What you will do:
Pictures don't belong in the copy; print all the records exactly.

Records for the task:
——

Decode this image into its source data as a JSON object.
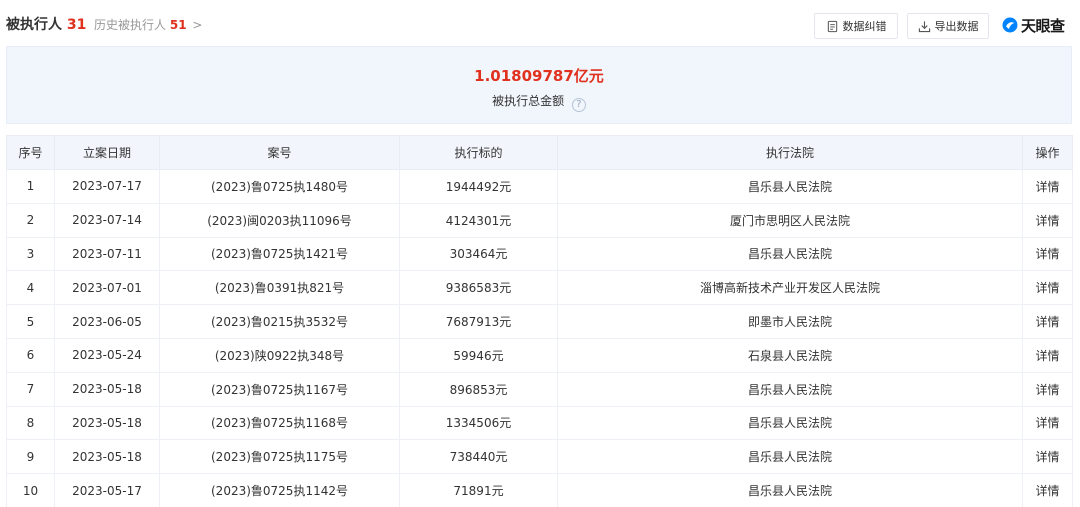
{
  "header": {
    "title": "被执行人",
    "title_count": "31",
    "history_label": "历史被执行人",
    "history_count": "51",
    "history_chevron": ">",
    "error_button": "数据纠错",
    "export_button": "导出数据",
    "brand_name": "天眼查"
  },
  "summary": {
    "amount": "1.01809787亿元",
    "label": "被执行总金额",
    "help_glyph": "?"
  },
  "table": {
    "columns": [
      "序号",
      "立案日期",
      "案号",
      "执行标的",
      "执行法院",
      "操作"
    ],
    "rows": [
      {
        "index": "1",
        "date": "2023-07-17",
        "case_no": "(2023)鲁0725执1480号",
        "amount": "1944492元",
        "court": "昌乐县人民法院",
        "action": "详情"
      },
      {
        "index": "2",
        "date": "2023-07-14",
        "case_no": "(2023)闽0203执11096号",
        "amount": "4124301元",
        "court": "厦门市思明区人民法院",
        "action": "详情"
      },
      {
        "index": "3",
        "date": "2023-07-11",
        "case_no": "(2023)鲁0725执1421号",
        "amount": "303464元",
        "court": "昌乐县人民法院",
        "action": "详情"
      },
      {
        "index": "4",
        "date": "2023-07-01",
        "case_no": "(2023)鲁0391执821号",
        "amount": "9386583元",
        "court": "淄博高新技术产业开发区人民法院",
        "action": "详情"
      },
      {
        "index": "5",
        "date": "2023-06-05",
        "case_no": "(2023)鲁0215执3532号",
        "amount": "7687913元",
        "court": "即墨市人民法院",
        "action": "详情"
      },
      {
        "index": "6",
        "date": "2023-05-24",
        "case_no": "(2023)陕0922执348号",
        "amount": "59946元",
        "court": "石泉县人民法院",
        "action": "详情"
      },
      {
        "index": "7",
        "date": "2023-05-18",
        "case_no": "(2023)鲁0725执1167号",
        "amount": "896853元",
        "court": "昌乐县人民法院",
        "action": "详情"
      },
      {
        "index": "8",
        "date": "2023-05-18",
        "case_no": "(2023)鲁0725执1168号",
        "amount": "1334506元",
        "court": "昌乐县人民法院",
        "action": "详情"
      },
      {
        "index": "9",
        "date": "2023-05-18",
        "case_no": "(2023)鲁0725执1175号",
        "amount": "738440元",
        "court": "昌乐县人民法院",
        "action": "详情"
      },
      {
        "index": "10",
        "date": "2023-05-17",
        "case_no": "(2023)鲁0725执1142号",
        "amount": "71891元",
        "court": "昌乐县人民法院",
        "action": "详情"
      }
    ]
  },
  "colors": {
    "accent_red": "#e0301e",
    "link_blue": "#0084ff",
    "summary_bg": "#f1f6fd",
    "header_bg": "#f2f6fc"
  },
  "icons": {
    "error_button": "document-icon",
    "export_button": "download-icon",
    "brand": "tianyancha-logo-icon",
    "help": "question-circle-icon"
  }
}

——

Task output:
Decode this image into its source data as a JSON object.
{
  "header": {
    "title": "被执行人",
    "title_count": "31",
    "history_label": "历史被执行人",
    "history_count": "51",
    "history_chevron": ">",
    "error_button": "数据纠错",
    "export_button": "导出数据",
    "brand_name": "天眼查"
  },
  "summary": {
    "amount": "1.01809787亿元",
    "label": "被执行总金额",
    "help_glyph": "?"
  },
  "table": {
    "columns": [
      "序号",
      "立案日期",
      "案号",
      "执行标的",
      "执行法院",
      "操作"
    ],
    "rows": [
      {
        "index": "1",
        "date": "2023-07-17",
        "case_no": "(2023)鲁0725执1480号",
        "amount": "1944492元",
        "court": "昌乐县人民法院",
        "action": "详情"
      },
      {
        "index": "2",
        "date": "2023-07-14",
        "case_no": "(2023)闽0203执11096号",
        "amount": "4124301元",
        "court": "厦门市思明区人民法院",
        "action": "详情"
      },
      {
        "index": "3",
        "date": "2023-07-11",
        "case_no": "(2023)鲁0725执1421号",
        "amount": "303464元",
        "court": "昌乐县人民法院",
        "action": "详情"
      },
      {
        "index": "4",
        "date": "2023-07-01",
        "case_no": "(2023)鲁0391执821号",
        "amount": "9386583元",
        "court": "淄博高新技术产业开发区人民法院",
        "action": "详情"
      },
      {
        "index": "5",
        "date": "2023-06-05",
        "case_no": "(2023)鲁0215执3532号",
        "amount": "7687913元",
        "court": "即墨市人民法院",
        "action": "详情"
      },
      {
        "index": "6",
        "date": "2023-05-24",
        "case_no": "(2023)陕0922执348号",
        "amount": "59946元",
        "court": "石泉县人民法院",
        "action": "详情"
      },
      {
        "index": "7",
        "date": "2023-05-18",
        "case_no": "(2023)鲁0725执1167号",
        "amount": "896853元",
        "court": "昌乐县人民法院",
        "action": "详情"
      },
      {
        "index": "8",
        "date": "2023-05-18",
        "case_no": "(2023)鲁0725执1168号",
        "amount": "1334506元",
        "court": "昌乐县人民法院",
        "action": "详情"
      },
      {
        "index": "9",
        "date": "2023-05-18",
        "case_no": "(2023)鲁0725执1175号",
        "amount": "738440元",
        "court": "昌乐县人民法院",
        "action": "详情"
      },
      {
        "index": "10",
        "date": "2023-05-17",
        "case_no": "(2023)鲁0725执1142号",
        "amount": "71891元",
        "court": "昌乐县人民法院",
        "action": "详情"
      }
    ]
  },
  "colors": {
    "accent_red": "#e0301e",
    "link_blue": "#0084ff",
    "summary_bg": "#f1f6fd",
    "header_bg": "#f2f6fc"
  },
  "icons": {
    "error_button": "document-icon",
    "export_button": "download-icon",
    "brand": "tianyancha-logo-icon",
    "help": "question-circle-icon"
  }
}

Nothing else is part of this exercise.